Fr Edwin Barnes reports on his ordination today in Portsmouth, on the Anglo-Catholic:
Others will have pictures from the Ordination in Portsmouth: this is a more personal take on today’s events. An Anglican friend just contacted me to say “How wonderful that Jane’s part in it all was recognised – our Anglican bishops could learn a great deal!” That is where I should like to begin: and here is a very rare picture, four wives of Catholic priests in conversation (unfortunately the fifth had disappeared by the time I made it to the bun-fight). It was great to have them (and their husbands) all present with us.

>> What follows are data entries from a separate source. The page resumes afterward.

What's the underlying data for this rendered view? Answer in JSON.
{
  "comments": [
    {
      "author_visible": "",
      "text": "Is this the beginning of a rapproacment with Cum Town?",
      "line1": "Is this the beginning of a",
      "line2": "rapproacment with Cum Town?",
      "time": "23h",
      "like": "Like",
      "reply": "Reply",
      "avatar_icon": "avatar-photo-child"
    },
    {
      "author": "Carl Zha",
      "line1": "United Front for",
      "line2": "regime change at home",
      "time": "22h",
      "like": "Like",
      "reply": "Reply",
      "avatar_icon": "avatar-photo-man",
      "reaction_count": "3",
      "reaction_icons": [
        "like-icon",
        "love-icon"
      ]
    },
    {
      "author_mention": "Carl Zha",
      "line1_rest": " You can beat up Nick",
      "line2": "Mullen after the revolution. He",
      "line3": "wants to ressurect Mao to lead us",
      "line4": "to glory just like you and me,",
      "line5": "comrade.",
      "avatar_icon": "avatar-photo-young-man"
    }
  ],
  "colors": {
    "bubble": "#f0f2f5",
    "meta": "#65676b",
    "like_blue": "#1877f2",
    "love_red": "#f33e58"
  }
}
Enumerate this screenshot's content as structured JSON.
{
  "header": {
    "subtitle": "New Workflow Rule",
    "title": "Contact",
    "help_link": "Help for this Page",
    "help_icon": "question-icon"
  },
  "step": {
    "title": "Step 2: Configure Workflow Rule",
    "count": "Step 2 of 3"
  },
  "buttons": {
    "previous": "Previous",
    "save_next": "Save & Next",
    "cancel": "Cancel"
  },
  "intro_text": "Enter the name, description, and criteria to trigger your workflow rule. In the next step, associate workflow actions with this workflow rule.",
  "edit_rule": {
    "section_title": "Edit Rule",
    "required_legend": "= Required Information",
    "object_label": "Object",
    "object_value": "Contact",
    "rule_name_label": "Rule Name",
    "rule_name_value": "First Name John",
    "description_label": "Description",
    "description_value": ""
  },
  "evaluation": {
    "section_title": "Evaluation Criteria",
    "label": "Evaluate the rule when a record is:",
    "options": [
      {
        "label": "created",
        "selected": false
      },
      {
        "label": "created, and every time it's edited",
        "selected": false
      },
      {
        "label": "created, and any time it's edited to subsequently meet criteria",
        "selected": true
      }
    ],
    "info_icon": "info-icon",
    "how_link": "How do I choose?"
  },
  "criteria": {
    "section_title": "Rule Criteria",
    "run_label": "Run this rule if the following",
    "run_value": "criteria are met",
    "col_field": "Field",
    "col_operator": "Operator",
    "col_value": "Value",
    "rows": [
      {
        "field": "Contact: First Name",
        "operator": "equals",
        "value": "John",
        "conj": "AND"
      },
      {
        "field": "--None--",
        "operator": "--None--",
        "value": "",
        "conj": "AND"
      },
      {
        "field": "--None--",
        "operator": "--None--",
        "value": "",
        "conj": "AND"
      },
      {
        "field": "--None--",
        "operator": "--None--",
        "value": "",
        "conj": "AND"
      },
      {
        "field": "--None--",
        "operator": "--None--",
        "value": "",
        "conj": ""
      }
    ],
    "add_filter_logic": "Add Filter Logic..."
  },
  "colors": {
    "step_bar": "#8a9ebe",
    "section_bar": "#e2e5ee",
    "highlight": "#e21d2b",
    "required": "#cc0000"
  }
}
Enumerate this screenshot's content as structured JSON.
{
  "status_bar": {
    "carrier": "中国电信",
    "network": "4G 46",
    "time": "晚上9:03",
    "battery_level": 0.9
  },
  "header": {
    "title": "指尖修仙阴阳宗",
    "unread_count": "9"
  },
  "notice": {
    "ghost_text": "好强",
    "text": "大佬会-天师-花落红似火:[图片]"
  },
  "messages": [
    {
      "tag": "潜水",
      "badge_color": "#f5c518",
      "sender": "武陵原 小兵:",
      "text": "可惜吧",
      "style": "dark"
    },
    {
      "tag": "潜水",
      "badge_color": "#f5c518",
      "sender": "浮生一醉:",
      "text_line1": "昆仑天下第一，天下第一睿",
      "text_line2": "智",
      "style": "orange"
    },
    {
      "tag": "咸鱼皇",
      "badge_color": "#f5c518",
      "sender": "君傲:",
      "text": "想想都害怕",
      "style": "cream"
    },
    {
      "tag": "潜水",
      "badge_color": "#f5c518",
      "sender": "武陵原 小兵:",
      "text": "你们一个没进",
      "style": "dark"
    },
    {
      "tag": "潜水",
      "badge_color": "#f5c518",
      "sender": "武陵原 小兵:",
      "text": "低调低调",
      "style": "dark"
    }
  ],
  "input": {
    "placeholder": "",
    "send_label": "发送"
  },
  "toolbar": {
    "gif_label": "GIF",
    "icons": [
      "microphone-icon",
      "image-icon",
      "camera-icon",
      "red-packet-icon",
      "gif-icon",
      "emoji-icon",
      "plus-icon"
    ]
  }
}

From left to right they are Joyce Silk, Gill Newton, Judi Broadhurst and Jane.
Bishop Crispian was immensely kind and pastoral to me, and what he said – about my former ministry as Deacon, Priest and Bishop in the Church of England – should reassure anyone who still thinks he might have to deny what he has been, on coming into communion with the See of Peter. He spoke about Jane’s part in my ministry, and gave her and me a very special blessing as the service came to an end. I was pleased, too, that I was able to scramble to my feet after being prostrate throughout the Litany, without the aid of the fork-lift which some had predicted.
Former students were there, too, from our days together at St Stephen’s House. Many of them are taking the step – a far braver one than I have taken in retirement – into the Catholic Church, leaving their livings, many of their people, their houses and churches. They are heading for a future which will take some time before it is clear just what being an Ordinariate Priest will entail.
Frs Robert Page and Mark Elliott-Smith,on the eve of resigning their livings
Friends and former colleagues came from near and far; none further than Fr Allan Hawkins and Josie, his wife, who are even now on their way home to Texas.
Fr Allan and Mrs Hawkins with our Ordinary, Fr Keith Newton
It really was a very special bunfight, and I am hugely grateful to the Dean and his staff for arranging such a spread for us. It gave me a chance to catch up with some (though alas not all) of the friends who had come for this occasion. There were former Anglican colleagues who are en route for Ordination by the ‘usual’ route: Robbie Low in his Cornish fastness is now, I believe, on track for a seminary – ah, if only he had waited for the Ordinariate! Then there was also an old friend from the Fatima pilgrimages, Paul Andrew, also of Plymouth diocese and now a Seminarian at Wonersh. It was especially good that he was able to abandon his studies for a few minutes to be with us this afternoon.
A former colleague from St Stephen’s House came to represent the old place, and I was glad to be able to persuade Ian Boxall to read the first lesson. He did a great job with Isaiah 6, which I seem to remember reading at my first (Anglican) Ordination in the other Portsmouth Cathedral… a little bit of Anglican Patrimony slipped in together with some of the Hymns. We began with “Christ is Made the Sure Foundation” – and that had also kicked us off in Westminster Abbey at my Consecration as Bishop of Richborough. Here is Ian in conversation with yet another Anglican Priest on the verge of joining the Ordinariate: Fr David Elliott, lately of Holy Trinity Reading.
Fr Elliott (l) and Ian Boxall
I cannot end without paying tribute, as Bishop Crispian did, to my wife Jane. She has been a tower of strength to me throughout my ministry as an Anglican, and now in our old age she is promising to give me the same support as a Catholic Priest. Our son Matthew travelled down from Lancaster University where he is labouring over his Doctorate. It was so good they could both be in Portsmouth today, and this evening it was great, too, to hear from grandson Huw (age 10 and 3/4) in Wales adding his good wishes with those of his mother, Nicola. What an amazing day this has been. Now to gird myself for my first Mass in Brockenhurst!